- Set timelines and develop the discipline to stick to them. The Giants' new ballpark had a deadline: Opening Day. It was a challenge, and we stepped up to it. It was a blessing, too. Here's a quote about the danger of going on too long, from Amit Ghosh, the head of long-range planning for the City, in a San Francisco Examiner story about the UC Extension project. speaking about the plan for an area: "What we're concerned about is the length of time it takes. By the time we finish the plan, consensus is forgotten." Or this from the Bay Guardian, about the Bayview Redevelopment Plan: "This has been a long-term process: The City has been discussing the plan for some ten years. As long as there's significant opposition in the community … it seems a mistake to rush forward."
- Forget about consensus. We're not going to get it, and too often the planners or the Board of Supervisors delay decision-making while waiting for it. But it gets farther away. We need leadership, not consensus.
- Be clear about what is on the table, what a plan can and can't do, and when a decision will be made. Make sure people understand the goals and the trade-offs.
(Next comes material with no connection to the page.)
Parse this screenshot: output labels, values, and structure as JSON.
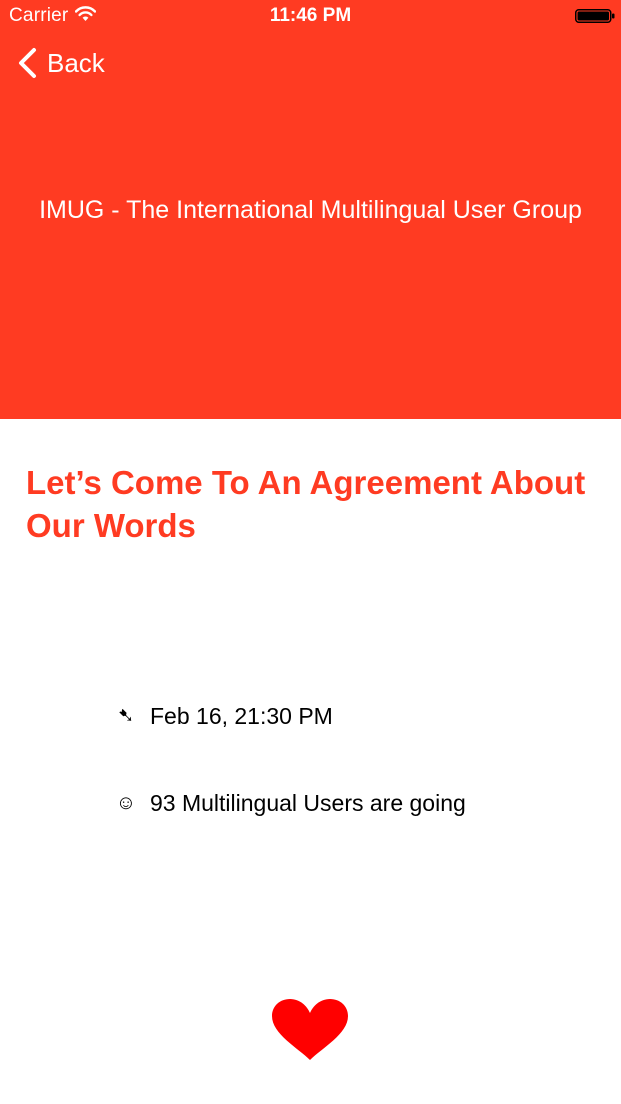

- Reconsider CEQA. We discuss projects and plans within the framework of the California Environmental Quality Act, best known by the acronym CEQA, which mandates addressing only how much damage can a proposal do to the environment, not how can it help the city meet goals or help the regional environment by concentrating growth where there's infrastructure. Here in San Francisco, we hold up even small-scale projects, such as the 17 residences and retail uses proposed at the empty lot at 19th and Valencia streets by the longtime residents and owners of a popular Mexican restaurant. Really, in a built-up city, along a transit street where just about every other spot is housing over stores, how much environmental damage could a project like this do? Because the Planning Department doesn't discern between big projects and little ones, the wait to even get a planner assigned to look at the impacts is up to nine months. Oakland has a more reasonable attitude: They don't even bother looking at the environmental impacts of 100-unit in-fill residential projects.
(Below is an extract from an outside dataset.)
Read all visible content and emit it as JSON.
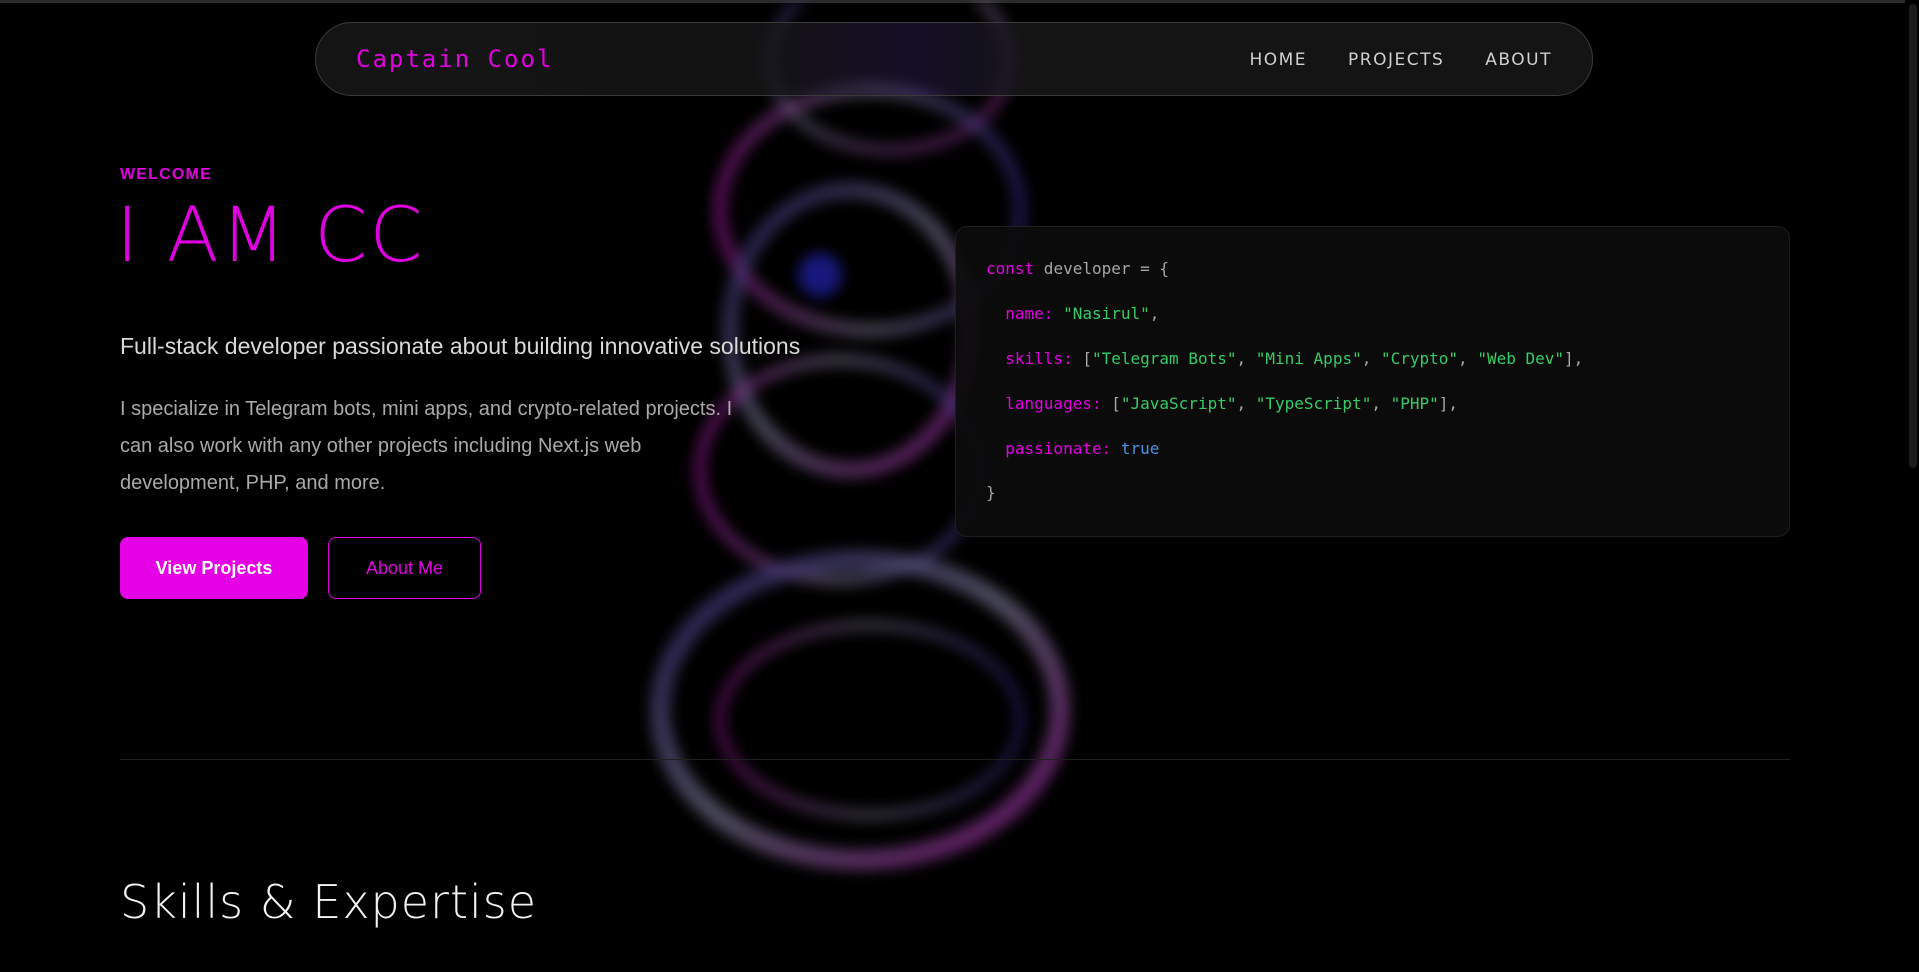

- The planners should do a better job of differentiating between those projects that pose policy questions for the Planning Commission and the City and the smaller ones. As it is, single-family projects with disputes about a few feet can take up as much staff and commission energy as high-rises. Most of these disputes are what's called Discretionary Review cases. All these share one thing: they comply with the Planning Code 100 percent, but some neighbor is still unhappy. So the Planning Commission hears the case. We need a better system of triage, and we should show some more respect for the Planning Code and allow projects that comply to move forward.
- We need other venues for working out land-use disputes and just for talking with each other. Maybe the Community Board has more of a role to play in working out disputes among neighbors. Or perhaps there is a need for a semi-social format where downtown types and Mission types and City Hall types and just regular people who care about the city can get together and have a discussion, and maybe a drink.
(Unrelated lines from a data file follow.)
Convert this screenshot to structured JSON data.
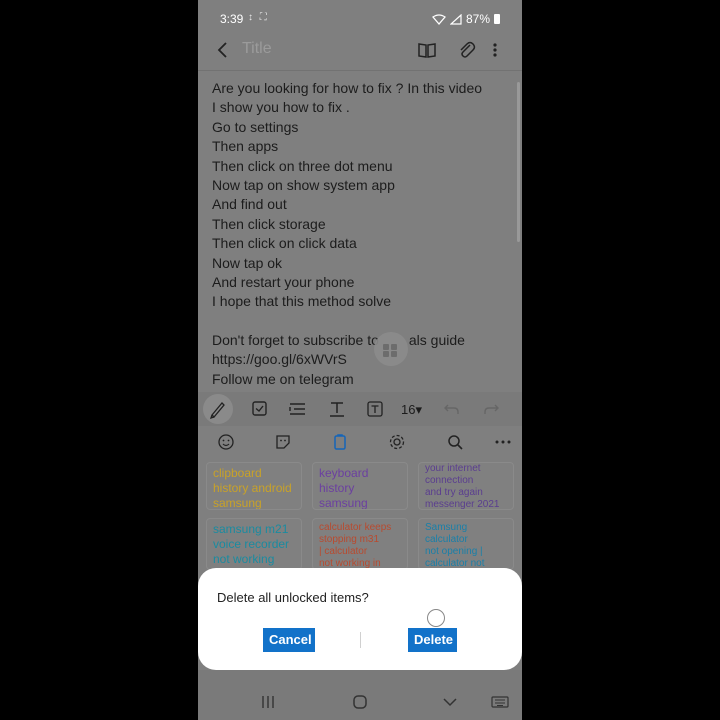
{
  "status": {
    "time": "3:39",
    "left_icons": "↕ ⛶",
    "battery": "87%"
  },
  "app_bar": {
    "title_placeholder": "Title"
  },
  "note": {
    "lines": [
      "Are you looking for how to fix  ?  In this video",
      "I show you how to fix  .",
      "Go to settings",
      "Then apps",
      "Then click on three dot menu",
      "Now tap on show system app",
      "And find out",
      "Then click storage",
      "Then click on click data",
      "Now tap ok",
      "And restart your phone",
      "I hope that this method solve",
      "",
      "Don't forget to subscribe to",
      "https://goo.gl/6xWVrS",
      "Follow me on telegram"
    ],
    "line13_tail": "als guide"
  },
  "format_bar": {
    "font_size": "16▾"
  },
  "clipboard": {
    "cards": [
      {
        "lines": [
          "clipboard",
          "history android",
          "samsung"
        ],
        "color": "#c9a227"
      },
      {
        "lines": [
          "keyboard",
          "history",
          "samsung"
        ],
        "color": "#6b3fa0"
      },
      {
        "lines": [
          "your internet",
          "connection",
          "and try again",
          "messenger 2021"
        ],
        "color": "#5a3d8f"
      },
      {
        "lines": [
          "samsung m21",
          "voice recorder",
          "not working"
        ],
        "color": "#1a8ba0"
      },
      {
        "lines": [
          "calculator keeps",
          "stopping m31",
          "| calculator",
          "not working in"
        ],
        "color": "#b84a2f"
      },
      {
        "lines": [
          "Samsung",
          "calculator",
          "not opening |",
          "calculator not"
        ],
        "color": "#1a7fa8"
      }
    ]
  },
  "dialog": {
    "message": "Delete all unlocked items?",
    "cancel_label": "Cancel",
    "delete_label": "Delete",
    "accent": "#1272c9"
  }
}
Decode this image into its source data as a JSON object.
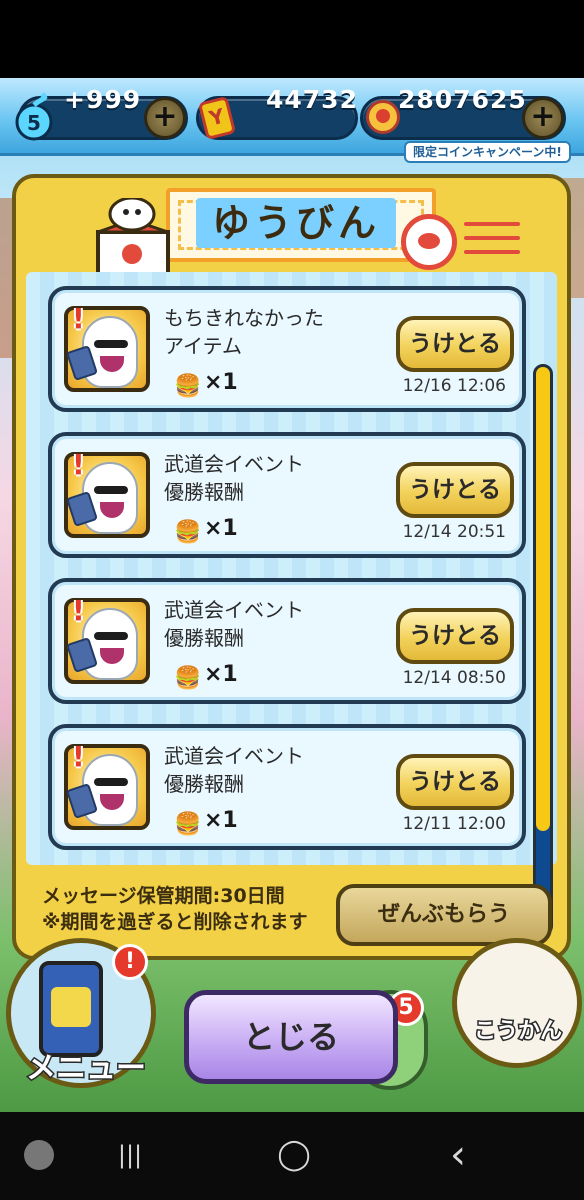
{
  "currency": {
    "spirit_count": "5",
    "spirit_amount": "+999",
    "ycard_letter": "Y",
    "points": "44732",
    "coins": "2807625",
    "campaign_label": "限定コインキャンペーン中!",
    "plus_symbol": "+"
  },
  "panel": {
    "title": "ゆうびん",
    "messages": [
      {
        "title": "もちきれなかった\nアイテム",
        "qty": "×1",
        "date": "12/16 12:06",
        "receive": "うけとる"
      },
      {
        "title": "武道会イベント\n優勝報酬",
        "qty": "×1",
        "date": "12/14 20:51",
        "receive": "うけとる"
      },
      {
        "title": "武道会イベント\n優勝報酬",
        "qty": "×1",
        "date": "12/14 08:50",
        "receive": "うけとる"
      },
      {
        "title": "武道会イベント\n優勝報酬",
        "qty": "×1",
        "date": "12/11 12:00",
        "receive": "うけとる"
      }
    ],
    "footer_line1": "メッセージ保管期間:30日間",
    "footer_line2": "※期間を過ぎると削除されます",
    "receive_all": "ぜんぶもらう",
    "scroll_fraction": 0.82
  },
  "bottom": {
    "menu_label": "メニュー",
    "menu_badge": "!",
    "close_label": "とじる",
    "notif_count": "5",
    "exchange_label": "こうかん"
  },
  "android_nav": {
    "recent": "|||",
    "home": "◯",
    "back": "‹"
  },
  "colors": {
    "panel_yellow": "#f3d146",
    "button_yellow": "#f2d25a",
    "close_purple": "#c9aef4",
    "scroll_track": "#0d4a8f",
    "alert_red": "#e53a2b"
  },
  "icons": {
    "item": "hamburger-icon",
    "stamp": "postmark-icon",
    "avatar": "whisper-ghost-icon"
  }
}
- The biggest challenge is a cultural one, and culture is the hardest thing to change. The attitudes of the San Franciso planning culture:
- Opponents are heroes.
- We can't move forward without consensus.
- A decade is a reasonable amount of time to produce a plan.
- The voices we hear are sufficiently diverse.
- We are so afraid of change that delays, appeals and meaningless environmental review are goals in themselves.
But we are a city of newcomers, and they will inevitably change the culture. It's time to open the process and be alert to new attitudes about the city and about change itself.
After all, it's inevitable.